"For the initial rollout of IPTV, sending (video) downstream through the CMTS is a perfect solution," said Motorola’s Cookish. "But after a certain point, we see the CMTS becoming … both an operational and a cost burden."
In other words, Cookish et al still stand behind the so-called DOCSIS IPTV Bypass Architecture (DIBA) arguments presented more than a year ago by Motorola’s Michael Patrick, who inveighed against the inefficiencies of sending video on a "hair-pin turn" around the CMTS’s processing core and back out again.
"The logic is that that the MAC (media access control) processing capability that resides in the current CMTS is very expensive," Cookish said. "The other concept is that the cost of the edge QAM (modulator) is coming down. It’s on a Moore’s Law kind of curve."
Motorola is not alone in focusing on the edge QAM modulator. Harmonic’s "direct-to-edge" cable IPTV solution positions its narrowcast services gateway (NSG) 9000 universal edge QAM device as a bridge between an MSO’s DOCSIS 3.0 and digital video infrastructure for IP video delivery. It picked up an award for "IP Cable" at the IPTV World Forum.
Harmonic VP Business Development and Marketing Communications David Price characterized it as a second take on an IPTV proposal offered at last year’s CableLabs Summer Conference. That particular demo swept that event’s Innovation Showcase polling and was subsequently explained in the November issue of CT. What about QoS? While not formally linked, the Harmonic and Motorola approaches face opposition at several levels. As indicated earlier, Cisco executives tend to emphasize the value of aggressive channel bonding. They also portray existing CMTS architecture as fundamentally sound.
That latter point is underscored by Broadcom’s Prodan. "If you look at DIBA, what they’re thinking of doing is not connecting these edge QAMs to the M (modular)-CMTS core MAC going over DEPI (downstream external physical interface). They’re thinking of going over an IP network, with some layer 2 switches, just to connect to video servers."
"DIBA ignores the QoS requirements of video streams," he said, adding that there is no way to do rate shaping or load balancing with DIBA. Although the DOCSIS tunneling protocol could be used to sidetrack the CMTS, Prodan’s question is who or what is managing that protocol.
"There’s a missing piece," he said.
Conceding that this approach could work well for a bulk, bit-transfer business, Prodan doubts that cable operators see that as their end game. Instead, the CMTS’s support of IP with video encapsulation could be a very big advantage in maintaining a host of qualities.
Apart from the doubts levied by Prodan, the Harmonic and Motorola approaches face somewhat more friendly criticism from another camp. The point that GoBack TV Vice President of Marketing Rei Brockett makes is not that bypassing is a bad idea, but rather that it doesn’t to wait for downstream channel bonding and wideband cable modems. (See Figure 1.) "GoBackTV’s particular implementation allows a single DOCSIS core to support thousands of DOCSIS 1.1/2.0 – and soon 3.0 – cable modems tuned to multicast and unicast video across tens and even hundreds of QAM channels," Brockett said.

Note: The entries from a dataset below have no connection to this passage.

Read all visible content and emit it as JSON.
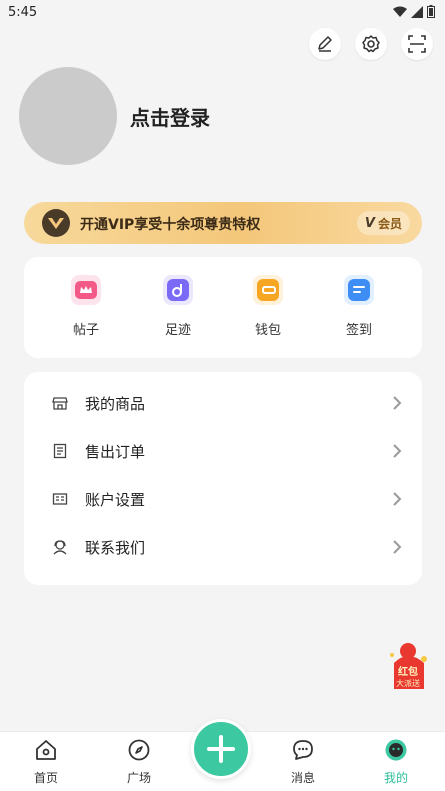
{
  "status_bar": {
    "time": "5:45"
  },
  "profile": {
    "login_text": "点击登录"
  },
  "vip": {
    "text": "开通VIP享受十余项尊贵特权",
    "badge_v": "V",
    "badge_label": "会员"
  },
  "quick_actions": [
    {
      "label": "帖子",
      "icon": "crown-icon",
      "color": "#f45a87"
    },
    {
      "label": "足迹",
      "icon": "footprint-icon",
      "color": "#7a6af5"
    },
    {
      "label": "钱包",
      "icon": "wallet-icon",
      "color": "#f6a623"
    },
    {
      "label": "签到",
      "icon": "checkin-icon",
      "color": "#3d8df5"
    }
  ],
  "menu": [
    {
      "label": "我的商品",
      "icon": "store-icon"
    },
    {
      "label": "售出订单",
      "icon": "order-icon"
    },
    {
      "label": "账户设置",
      "icon": "account-icon"
    },
    {
      "label": "联系我们",
      "icon": "contact-icon"
    }
  ],
  "promo": {
    "line1": "红包",
    "line2": "大派送"
  },
  "bottom_nav": [
    {
      "label": "首页",
      "icon": "home-icon"
    },
    {
      "label": "广场",
      "icon": "compass-icon"
    },
    {
      "label": "消息",
      "icon": "message-icon"
    },
    {
      "label": "我的",
      "icon": "profile-face-icon"
    }
  ],
  "colors": {
    "accent": "#3cc9a1",
    "active_nav": "#2fbf9b"
  }
}
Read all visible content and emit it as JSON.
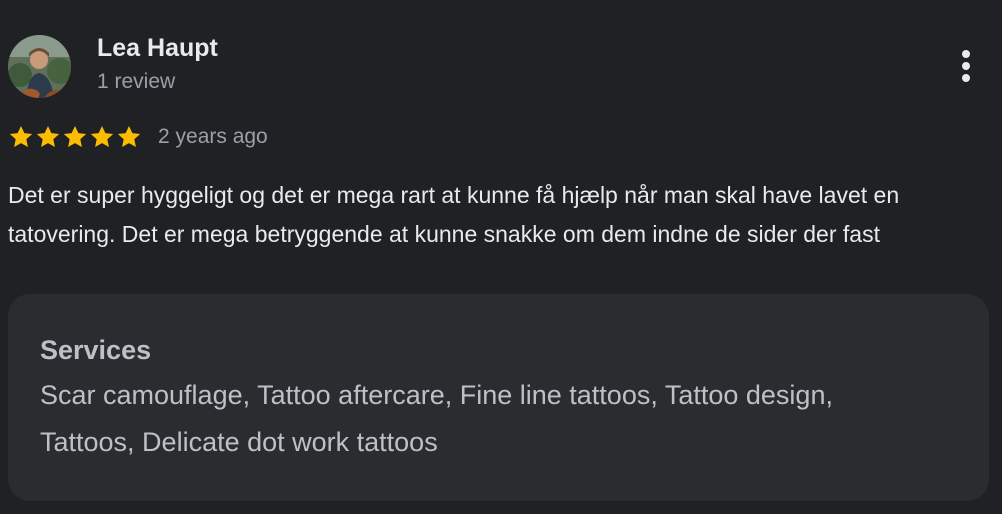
{
  "review": {
    "author": {
      "name": "Lea Haupt",
      "review_count": "1 review",
      "avatar_icon": "user-photo-avatar"
    },
    "rating": {
      "stars": 5,
      "max_stars": 5,
      "star_color": "#fbbc04"
    },
    "date": "2 years ago",
    "text": "Det er super hyggeligt og det er mega rart at kunne få hjælp når man skal have lavet en tatovering. Det er mega betryggende at kunne snakke om dem indne de sider der fast",
    "more_options_icon": "more-vertical-icon",
    "services": {
      "title": "Services",
      "list": "Scar camouflage, Tattoo aftercare, Fine line tattoos, Tattoo design, Tattoos, Delicate dot work tattoos"
    }
  },
  "colors": {
    "background": "#202124",
    "card_background": "#2b2c30",
    "primary_text": "#e8eaed",
    "secondary_text": "#9aa0a6",
    "services_text": "#bdc1c6"
  }
}
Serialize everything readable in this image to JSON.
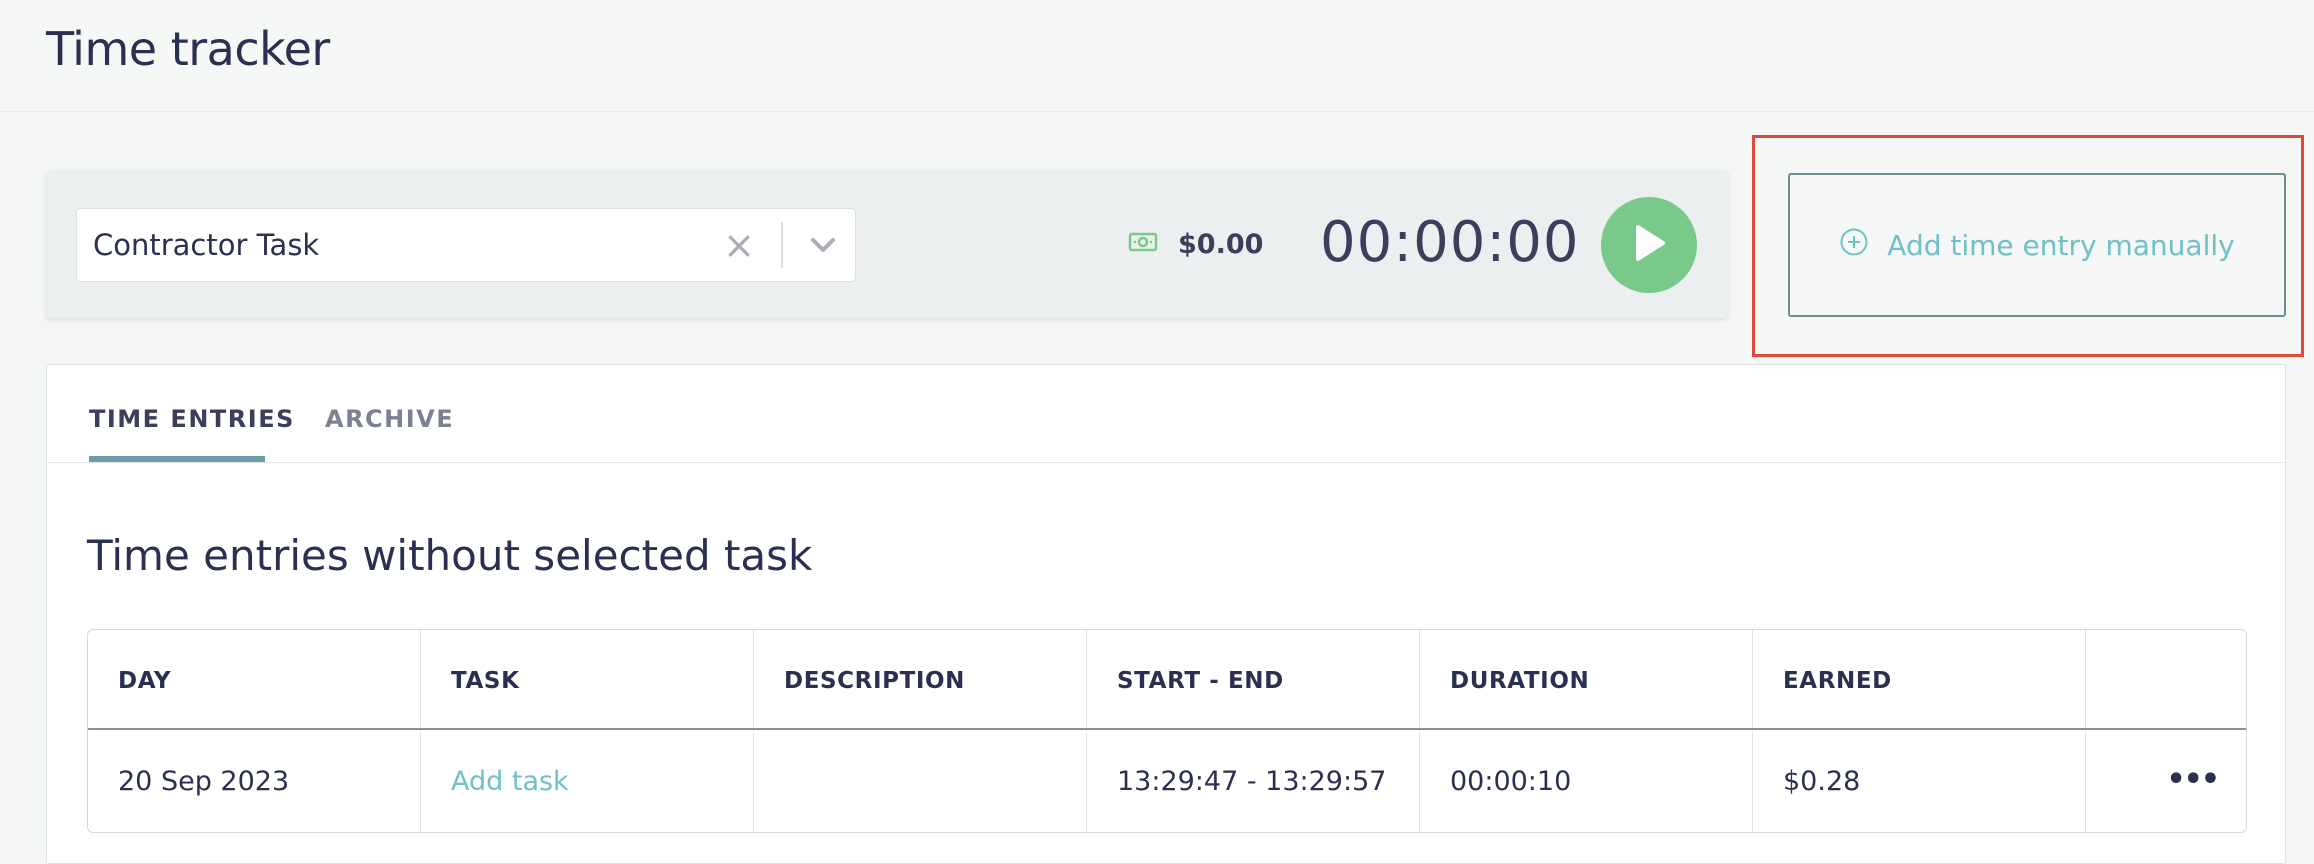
{
  "page": {
    "title": "Time tracker"
  },
  "tracker": {
    "task_value": "Contractor Task",
    "amount": "$0.00",
    "timer": "00:00:00"
  },
  "manual_entry": {
    "label": "Add time entry manually"
  },
  "tabs": [
    {
      "label": "TIME ENTRIES",
      "active": true
    },
    {
      "label": "ARCHIVE",
      "active": false
    }
  ],
  "section": {
    "title": "Time entries without selected task"
  },
  "table": {
    "headers": [
      "DAY",
      "TASK",
      "DESCRIPTION",
      "START - END",
      "DURATION",
      "EARNED",
      ""
    ],
    "rows": [
      {
        "day": "20 Sep 2023",
        "task": "Add task",
        "description": "",
        "start_end": "13:29:47 - 13:29:57",
        "duration": "00:00:10",
        "earned": "$0.28",
        "actions": "•••"
      }
    ]
  },
  "colors": {
    "accent": "#6fc1c5",
    "play": "#79c98a",
    "highlight": "#e0483a",
    "text": "#2c3050"
  },
  "icons": {
    "clear": "close-icon",
    "dropdown": "chevron-down-icon",
    "money": "banknote-icon",
    "play": "play-icon",
    "add": "plus-circle-icon",
    "more": "more-horizontal-icon"
  }
}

Moreover, GoBack technology is live in the field. (For schematic, see Figure 1.) The deployment discussed at the IPTV World Forum event was that of Marco Island Cable, a niche operator serving both year-round and seasonal subscribers on the southwestern edge of Florida.
The GoBack approach looked "like an easy solution to implement … and a good start," said Motorola’s Cookish, who adds that from his perspective, the bypass architecture is "not focused on the small operator as much as the large-scale operator who has to buy lots of CMTS capacity."
Motorola’s goal in this area, he said, is to reintroduce the concept of standardizing the bypass architecture in the second half of 2008. It’s hard to predict how the MSO and CableLabs leaders of DOCSIS will view DIBA this time around, but much probably depends on how the status – and prospects – of 3.0.
"I can’t tell you whether they’ll give us a thumbs up or thumbs down," Cookish said.
Jonathan Tombes is editor of Communications Technology. Reach him at firstname.lastname@example.org.